It was late afternoon by this time, so we returned to the hut for dinner followed by the standard night of cards. Quite a rowdy bunch these boys, so it was enjoyable to escape outside to sleep.
A strong nor-wester blew through the night and into Sunday morning, bringing with it light drizzle at times, but by the time we had packed up, cleaned the hut, and taken the obligatory group photo, things were looking brighter. Our tramp out was exceptional, lighter packs made for faster (and happier) travel, so quick in fact that we reached our intended lunch spot by 10.30am so carried on, stopping for lunch on grass flats just after crossing to the true right of the Hawdon. It hardly seemed worth stopping, but we had promised the boys that we'd be stopping for lunch so we made good on the promise, and it gave the opportunity to finish the devotion story. The half hour stop seemed to knock the stuffing out of some of the boys, as their bodies struggled to get going again despite being so close to the end, and the final leg of the tramp was a rather quiet one.
All in all a successful, enjoyable weekend away, and hopefully one that will be remembered fondly by all those involved.

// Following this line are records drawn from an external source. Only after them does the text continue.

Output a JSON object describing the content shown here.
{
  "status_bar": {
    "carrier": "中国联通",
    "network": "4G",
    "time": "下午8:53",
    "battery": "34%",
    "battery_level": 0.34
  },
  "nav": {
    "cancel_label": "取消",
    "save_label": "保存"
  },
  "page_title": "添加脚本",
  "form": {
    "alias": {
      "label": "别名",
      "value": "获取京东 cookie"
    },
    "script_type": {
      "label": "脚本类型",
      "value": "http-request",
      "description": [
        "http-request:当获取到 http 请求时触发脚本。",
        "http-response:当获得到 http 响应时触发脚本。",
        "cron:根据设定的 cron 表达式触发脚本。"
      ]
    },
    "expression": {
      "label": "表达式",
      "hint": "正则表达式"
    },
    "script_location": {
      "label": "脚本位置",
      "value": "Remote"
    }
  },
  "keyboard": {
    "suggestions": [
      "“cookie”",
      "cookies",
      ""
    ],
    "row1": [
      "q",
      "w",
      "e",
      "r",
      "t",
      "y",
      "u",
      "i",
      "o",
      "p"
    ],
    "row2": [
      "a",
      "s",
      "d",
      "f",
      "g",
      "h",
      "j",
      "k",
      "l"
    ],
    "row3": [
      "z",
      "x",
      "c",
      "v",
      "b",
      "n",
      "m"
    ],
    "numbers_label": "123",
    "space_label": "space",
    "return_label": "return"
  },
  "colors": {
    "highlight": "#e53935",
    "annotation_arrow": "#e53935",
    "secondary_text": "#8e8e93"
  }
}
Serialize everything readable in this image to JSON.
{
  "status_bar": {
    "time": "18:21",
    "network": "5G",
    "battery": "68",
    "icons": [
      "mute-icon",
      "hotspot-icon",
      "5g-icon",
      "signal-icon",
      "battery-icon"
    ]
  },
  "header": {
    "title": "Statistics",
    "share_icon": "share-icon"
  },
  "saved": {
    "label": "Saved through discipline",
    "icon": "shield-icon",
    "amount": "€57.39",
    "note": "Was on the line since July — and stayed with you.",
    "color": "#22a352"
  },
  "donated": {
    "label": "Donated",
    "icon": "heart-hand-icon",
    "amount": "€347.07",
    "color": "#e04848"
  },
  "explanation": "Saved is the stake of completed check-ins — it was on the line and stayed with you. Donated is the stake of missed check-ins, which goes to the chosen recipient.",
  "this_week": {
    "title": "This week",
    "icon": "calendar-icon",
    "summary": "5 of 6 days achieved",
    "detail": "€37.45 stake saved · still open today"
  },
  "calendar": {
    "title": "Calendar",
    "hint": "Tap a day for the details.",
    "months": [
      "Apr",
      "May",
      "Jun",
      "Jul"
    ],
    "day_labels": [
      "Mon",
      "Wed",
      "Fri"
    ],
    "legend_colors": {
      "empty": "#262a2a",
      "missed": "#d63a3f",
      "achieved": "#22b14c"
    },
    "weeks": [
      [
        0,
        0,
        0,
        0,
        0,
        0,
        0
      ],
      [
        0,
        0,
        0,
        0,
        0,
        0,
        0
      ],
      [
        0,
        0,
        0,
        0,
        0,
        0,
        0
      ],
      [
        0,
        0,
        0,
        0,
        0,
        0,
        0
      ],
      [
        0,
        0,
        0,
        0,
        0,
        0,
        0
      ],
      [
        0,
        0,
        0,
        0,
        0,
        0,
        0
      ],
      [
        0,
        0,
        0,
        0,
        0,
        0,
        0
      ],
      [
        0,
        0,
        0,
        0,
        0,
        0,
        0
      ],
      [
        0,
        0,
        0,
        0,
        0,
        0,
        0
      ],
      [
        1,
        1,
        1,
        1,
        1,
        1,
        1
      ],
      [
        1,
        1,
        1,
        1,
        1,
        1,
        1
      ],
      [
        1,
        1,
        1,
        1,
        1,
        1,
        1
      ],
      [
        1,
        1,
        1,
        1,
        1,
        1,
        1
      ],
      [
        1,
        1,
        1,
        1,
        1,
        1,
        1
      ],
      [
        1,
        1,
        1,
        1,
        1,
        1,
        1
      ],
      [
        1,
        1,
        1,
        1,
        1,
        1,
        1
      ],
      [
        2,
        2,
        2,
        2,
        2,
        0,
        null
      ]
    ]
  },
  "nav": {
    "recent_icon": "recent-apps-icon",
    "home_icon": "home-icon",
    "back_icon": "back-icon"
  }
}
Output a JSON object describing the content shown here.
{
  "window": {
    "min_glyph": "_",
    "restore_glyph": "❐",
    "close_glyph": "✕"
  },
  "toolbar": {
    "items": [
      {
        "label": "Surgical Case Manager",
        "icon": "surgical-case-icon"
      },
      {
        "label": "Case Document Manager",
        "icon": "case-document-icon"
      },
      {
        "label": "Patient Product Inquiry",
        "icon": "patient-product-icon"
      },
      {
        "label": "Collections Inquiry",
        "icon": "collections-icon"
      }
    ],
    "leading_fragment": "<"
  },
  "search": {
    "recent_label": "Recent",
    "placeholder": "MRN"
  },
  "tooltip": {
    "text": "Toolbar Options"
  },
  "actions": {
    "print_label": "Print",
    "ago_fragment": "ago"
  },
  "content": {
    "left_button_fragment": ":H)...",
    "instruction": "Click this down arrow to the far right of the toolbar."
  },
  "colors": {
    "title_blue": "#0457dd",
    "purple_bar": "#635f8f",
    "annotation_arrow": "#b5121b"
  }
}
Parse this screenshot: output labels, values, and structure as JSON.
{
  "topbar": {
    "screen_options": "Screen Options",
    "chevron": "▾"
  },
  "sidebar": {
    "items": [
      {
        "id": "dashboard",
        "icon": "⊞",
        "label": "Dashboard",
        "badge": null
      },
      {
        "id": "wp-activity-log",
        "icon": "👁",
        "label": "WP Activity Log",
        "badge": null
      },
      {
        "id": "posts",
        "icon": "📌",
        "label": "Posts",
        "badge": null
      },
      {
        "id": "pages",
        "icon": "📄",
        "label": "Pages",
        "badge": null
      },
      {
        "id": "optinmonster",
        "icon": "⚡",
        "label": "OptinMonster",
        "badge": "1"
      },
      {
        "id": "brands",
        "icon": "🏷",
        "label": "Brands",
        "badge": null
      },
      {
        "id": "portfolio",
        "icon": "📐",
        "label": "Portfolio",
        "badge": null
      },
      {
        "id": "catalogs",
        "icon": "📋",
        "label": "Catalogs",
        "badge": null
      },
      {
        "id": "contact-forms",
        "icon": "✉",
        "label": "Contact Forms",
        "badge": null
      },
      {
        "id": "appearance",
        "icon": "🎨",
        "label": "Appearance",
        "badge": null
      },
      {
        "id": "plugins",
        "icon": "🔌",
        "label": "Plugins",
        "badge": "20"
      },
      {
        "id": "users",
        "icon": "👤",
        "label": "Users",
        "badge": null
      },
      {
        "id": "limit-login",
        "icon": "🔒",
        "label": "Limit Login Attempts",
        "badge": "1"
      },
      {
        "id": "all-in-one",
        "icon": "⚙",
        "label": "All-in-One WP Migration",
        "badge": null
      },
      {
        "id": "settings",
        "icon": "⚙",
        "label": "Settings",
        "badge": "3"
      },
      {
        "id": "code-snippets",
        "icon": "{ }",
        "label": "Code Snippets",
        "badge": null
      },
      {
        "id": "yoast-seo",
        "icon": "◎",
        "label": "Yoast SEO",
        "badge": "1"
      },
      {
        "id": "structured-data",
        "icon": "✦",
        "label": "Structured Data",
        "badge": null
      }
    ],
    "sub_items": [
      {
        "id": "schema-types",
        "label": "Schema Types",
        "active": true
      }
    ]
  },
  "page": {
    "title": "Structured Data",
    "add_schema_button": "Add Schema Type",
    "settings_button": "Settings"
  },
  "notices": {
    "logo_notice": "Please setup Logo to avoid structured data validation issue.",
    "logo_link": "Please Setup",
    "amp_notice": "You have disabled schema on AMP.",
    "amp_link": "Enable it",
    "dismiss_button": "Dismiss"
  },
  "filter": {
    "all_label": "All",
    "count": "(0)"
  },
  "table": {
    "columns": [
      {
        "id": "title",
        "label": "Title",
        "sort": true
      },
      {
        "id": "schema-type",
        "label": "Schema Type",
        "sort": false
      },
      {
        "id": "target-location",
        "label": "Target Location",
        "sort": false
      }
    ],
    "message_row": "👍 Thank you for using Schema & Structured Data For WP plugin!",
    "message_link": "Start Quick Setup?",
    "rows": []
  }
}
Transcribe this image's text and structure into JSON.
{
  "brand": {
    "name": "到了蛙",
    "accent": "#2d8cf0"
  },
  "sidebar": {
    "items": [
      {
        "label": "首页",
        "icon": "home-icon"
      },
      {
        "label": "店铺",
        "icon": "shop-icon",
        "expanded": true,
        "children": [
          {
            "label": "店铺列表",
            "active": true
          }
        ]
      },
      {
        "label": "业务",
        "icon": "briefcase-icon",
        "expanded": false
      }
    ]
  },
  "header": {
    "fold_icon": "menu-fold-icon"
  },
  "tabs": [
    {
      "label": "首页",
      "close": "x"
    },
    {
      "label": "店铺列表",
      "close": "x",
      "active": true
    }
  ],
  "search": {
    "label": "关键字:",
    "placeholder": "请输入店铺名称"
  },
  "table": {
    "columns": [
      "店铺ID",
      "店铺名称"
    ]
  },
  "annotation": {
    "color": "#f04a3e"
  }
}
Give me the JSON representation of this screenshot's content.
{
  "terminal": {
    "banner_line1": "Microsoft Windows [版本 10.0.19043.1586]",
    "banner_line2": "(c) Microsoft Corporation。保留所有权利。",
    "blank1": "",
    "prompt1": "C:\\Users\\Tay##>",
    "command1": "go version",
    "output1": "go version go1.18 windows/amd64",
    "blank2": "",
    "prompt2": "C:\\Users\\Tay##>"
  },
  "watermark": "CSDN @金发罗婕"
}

|Devotion time at the Hawdon shelter|
|About to set off up the Hawdon on Saturday morning|
|Rest stop early in the tramp, with the Hawdon River in low flow|
|Map reading during a well-earned rest stop just after crossing the East Hawdon Stream|
|Rougher terrain as we progress further up the Hawdon, with cloud building from the west|
|Leading the way through the upper Hawdon|
|Arrival at Hawdon Hut|
|Cards and candles - a common sight in backcountry huts|
|The group before departure from Hawdon Hut|
|Boys will be boys - exploring from the riverbed|
|Comfortable quarters for a night out in the bush|
|Scrog stop on our way back down the Hawdon|
|Nearly there! - crossing the flats in the lower reaches of the Hawdon Valley|
|Crown Copyright - Land Information NZ|
Time: 3hrs to Hawdon Hut
Map: BV21 Cass
Hut: Hawdon (20 bunks)